mail art detail ~ Nancy Gene Armstrong

 

mail art detail ~ Nancy Gene Armstrong

two mail art details
collage by N G Armstrong
collection of J A Dixon

a message to Aunt Erma, 1964

Wednesday, July 16th, 2014

“Have been real bad about not writing.”
—Miles, Jr.

My collage on 50-year-old postcard arrived in Wales and it was posted to the ABAD site today. The reverse of the vintage card is probably more interesting than my improvisation on the image side. A message from Miles, Jr. (sitting in the Louvre, resting feet more tired than eyes) was written on July 10th and received an Army Air Force postmark on July 13th. Apparently his Aunt Erma was in the hospital — a nephew reaching out to “the only family person who knows these places.” Whether or not she ever came home is unknown, but we can only imagine that the card from Paris evoked for her more than a few memories of Europe, the bitter as well as the sweet.
 

ABAD 2014 (reverse of vintage postcard substrate)
collage on 1964 postcard by J A Dixon
6 x 4 inches, not for sale

A Book About Death ~ Wales

Thursday, July 3rd, 2014

“The project has become The Book About Living.
—Sonja Benskin Mesher

Ray Johnson, the original “most famous unknown artist in the world,” produced his A Book About Death during the years 1963 to 1965. The pages were randomly mailed and offered for sale. Complete copies were compiled by a rare few. Johnson was a significant bridge between the groundbreaking work of Schwitters, the sensibilities of Cornell, and the emergence of what would become the most widely recognizable features of Pop Art. He was highly influential in the Mail Art, Installation Art, and Performance Art movements, as well as late 20th-century neo-Dadaist trends.

Since 2008, Paris-based Matthew Rose has actively aroused a worldwide interest and vitality that perpetuates the legacy of A Book About Death. A new call to artists from the Royal Cambrian Academy in Wales and the full history of ABAD can be studied at this site. An exhibition at MoMA Machynlleth planned for later this year will include a collage from me (featured below, produced on a 50-year-old postcard). An online archive will share details of the exhibition and record artworks as they come in. Participate! You have until September 30th to mail your contribution.
 

ABAD 2014
collage on 1964 postcard by J A Dixon
6 x 4 inches, not for sale

Impure Thoughts

Tuesday, January 7th, 2014

 

Impure Thoughts
collage on postcard by J A Dixon
5.375 x 6.875 inches

A Tempting Inclination

Friday, September 20th, 2013
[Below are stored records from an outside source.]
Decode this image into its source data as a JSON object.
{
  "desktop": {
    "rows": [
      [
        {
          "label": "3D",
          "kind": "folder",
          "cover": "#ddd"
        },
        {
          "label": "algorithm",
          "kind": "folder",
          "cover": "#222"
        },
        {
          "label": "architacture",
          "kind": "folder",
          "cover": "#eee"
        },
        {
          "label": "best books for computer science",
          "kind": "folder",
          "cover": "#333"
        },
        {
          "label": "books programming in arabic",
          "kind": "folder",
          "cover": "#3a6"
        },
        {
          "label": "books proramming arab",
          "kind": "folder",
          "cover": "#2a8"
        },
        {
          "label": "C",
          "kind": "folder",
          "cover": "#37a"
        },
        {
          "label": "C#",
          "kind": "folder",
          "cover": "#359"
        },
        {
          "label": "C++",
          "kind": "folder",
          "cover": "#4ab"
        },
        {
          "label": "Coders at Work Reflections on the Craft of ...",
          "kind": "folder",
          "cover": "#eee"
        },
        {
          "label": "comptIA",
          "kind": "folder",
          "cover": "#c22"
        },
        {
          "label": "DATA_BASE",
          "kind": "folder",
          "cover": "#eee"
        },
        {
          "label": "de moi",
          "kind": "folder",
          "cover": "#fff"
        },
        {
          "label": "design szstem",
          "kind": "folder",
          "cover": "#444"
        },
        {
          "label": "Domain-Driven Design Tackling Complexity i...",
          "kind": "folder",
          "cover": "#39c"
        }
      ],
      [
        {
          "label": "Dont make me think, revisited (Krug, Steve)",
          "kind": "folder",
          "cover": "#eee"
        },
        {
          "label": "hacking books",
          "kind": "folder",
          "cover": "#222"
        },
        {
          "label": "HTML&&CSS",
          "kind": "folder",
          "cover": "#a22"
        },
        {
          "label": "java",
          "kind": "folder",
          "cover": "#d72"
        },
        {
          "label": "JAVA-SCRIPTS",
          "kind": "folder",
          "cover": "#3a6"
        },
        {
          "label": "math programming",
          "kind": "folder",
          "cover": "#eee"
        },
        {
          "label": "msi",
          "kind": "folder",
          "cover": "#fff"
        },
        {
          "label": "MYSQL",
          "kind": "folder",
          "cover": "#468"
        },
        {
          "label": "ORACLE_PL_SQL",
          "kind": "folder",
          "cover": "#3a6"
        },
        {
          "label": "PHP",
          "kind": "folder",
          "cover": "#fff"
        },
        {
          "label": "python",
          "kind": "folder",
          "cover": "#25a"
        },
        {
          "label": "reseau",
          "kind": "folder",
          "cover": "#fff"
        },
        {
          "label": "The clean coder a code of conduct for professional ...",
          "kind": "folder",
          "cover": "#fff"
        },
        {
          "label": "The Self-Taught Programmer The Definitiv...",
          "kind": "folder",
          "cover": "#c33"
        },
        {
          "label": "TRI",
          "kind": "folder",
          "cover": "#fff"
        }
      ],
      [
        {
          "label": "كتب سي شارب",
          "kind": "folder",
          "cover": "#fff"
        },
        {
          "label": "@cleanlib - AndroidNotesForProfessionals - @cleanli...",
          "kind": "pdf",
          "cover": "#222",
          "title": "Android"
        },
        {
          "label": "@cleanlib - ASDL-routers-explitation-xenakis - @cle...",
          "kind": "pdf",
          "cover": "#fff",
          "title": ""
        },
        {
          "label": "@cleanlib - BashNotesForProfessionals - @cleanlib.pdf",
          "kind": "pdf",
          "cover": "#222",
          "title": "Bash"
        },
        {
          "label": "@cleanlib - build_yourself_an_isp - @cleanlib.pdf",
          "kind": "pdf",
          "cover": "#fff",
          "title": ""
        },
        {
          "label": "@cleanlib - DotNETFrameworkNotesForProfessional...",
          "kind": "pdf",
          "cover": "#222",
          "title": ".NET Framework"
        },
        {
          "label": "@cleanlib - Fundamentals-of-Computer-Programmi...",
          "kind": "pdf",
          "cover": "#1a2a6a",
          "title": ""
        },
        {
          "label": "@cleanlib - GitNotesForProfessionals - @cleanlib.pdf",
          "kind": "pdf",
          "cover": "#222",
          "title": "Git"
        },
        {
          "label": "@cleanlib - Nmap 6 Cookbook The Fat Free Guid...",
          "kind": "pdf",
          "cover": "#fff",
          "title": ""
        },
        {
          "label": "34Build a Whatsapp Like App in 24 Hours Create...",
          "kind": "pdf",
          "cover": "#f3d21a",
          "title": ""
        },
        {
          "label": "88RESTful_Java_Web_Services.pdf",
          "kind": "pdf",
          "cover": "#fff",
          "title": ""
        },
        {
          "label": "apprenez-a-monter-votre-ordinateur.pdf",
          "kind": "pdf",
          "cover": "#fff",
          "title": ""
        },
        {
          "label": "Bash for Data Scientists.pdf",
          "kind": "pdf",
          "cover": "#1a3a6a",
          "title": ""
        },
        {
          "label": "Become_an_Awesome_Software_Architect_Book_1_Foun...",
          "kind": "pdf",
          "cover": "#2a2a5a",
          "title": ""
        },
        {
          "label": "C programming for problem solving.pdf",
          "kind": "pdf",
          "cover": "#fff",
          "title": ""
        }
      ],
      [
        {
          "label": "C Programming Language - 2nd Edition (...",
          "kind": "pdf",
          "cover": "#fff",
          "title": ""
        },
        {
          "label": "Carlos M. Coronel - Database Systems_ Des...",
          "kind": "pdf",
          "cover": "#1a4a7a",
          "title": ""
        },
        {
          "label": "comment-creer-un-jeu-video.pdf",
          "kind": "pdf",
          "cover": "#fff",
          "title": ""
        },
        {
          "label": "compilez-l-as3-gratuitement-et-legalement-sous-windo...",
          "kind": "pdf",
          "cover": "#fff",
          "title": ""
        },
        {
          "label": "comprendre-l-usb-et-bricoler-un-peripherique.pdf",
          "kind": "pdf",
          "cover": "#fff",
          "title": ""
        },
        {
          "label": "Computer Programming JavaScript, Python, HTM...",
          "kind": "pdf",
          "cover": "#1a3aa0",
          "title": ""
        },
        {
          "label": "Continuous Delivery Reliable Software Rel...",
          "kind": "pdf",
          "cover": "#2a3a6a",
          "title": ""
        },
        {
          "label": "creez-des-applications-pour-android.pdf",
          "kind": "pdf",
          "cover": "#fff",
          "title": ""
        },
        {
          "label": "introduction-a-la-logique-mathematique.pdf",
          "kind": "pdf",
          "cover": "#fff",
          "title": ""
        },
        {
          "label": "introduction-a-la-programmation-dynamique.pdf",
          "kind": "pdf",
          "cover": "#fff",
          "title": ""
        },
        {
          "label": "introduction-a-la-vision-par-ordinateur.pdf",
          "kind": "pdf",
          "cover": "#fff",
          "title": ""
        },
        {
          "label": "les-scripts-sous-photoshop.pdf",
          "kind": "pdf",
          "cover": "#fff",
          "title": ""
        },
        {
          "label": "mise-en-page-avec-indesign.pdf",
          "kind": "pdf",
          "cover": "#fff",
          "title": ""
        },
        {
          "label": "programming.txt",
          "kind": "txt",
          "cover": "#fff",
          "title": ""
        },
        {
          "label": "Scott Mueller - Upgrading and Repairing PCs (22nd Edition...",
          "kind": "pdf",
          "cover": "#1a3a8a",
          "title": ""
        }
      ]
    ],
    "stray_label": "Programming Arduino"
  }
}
My submission has been added to the Scopophilia Website, as the exhibition expands its online presence. It is interesting to observe how the transatlantic mail system added a bit of visual distress to my postcard. Why are collage artists fascinated by such things?

Thanks again to British artist Theo Miller for his ongoing management of the international Scopophilia Project. Still hoping to learn if the volume of submissions will culminate in a physical exhibition.
 

A F T E R

B E F O R E

A Tempting Inclination
collage on post card, 6 x 4 inches
by J A Dixon for Scopophilia exhibition

The joy of looking . . .

Thursday, August 8th, 2013

Scopophilia, the postcard collage exhibition, has been featuring contributions at its Website. It is always a delight to see new names and fresh approaches to our medium. I must admit that there is much for me to learn about the history and current state of Mail Art, which has always been closely tied to collage, based on the trends set in motion by Ray Johnson and his collaborators.

My thanks to British artist Theo Miller for his ongoing management of the Scopophilia project. Many of us look forward to learning if the volume of submissions will culminate in a physical exhibition.
 

A Tempting Inclination
collage on post card, 6 x 4 inches
by J A Dixon for Scopophilia exhibition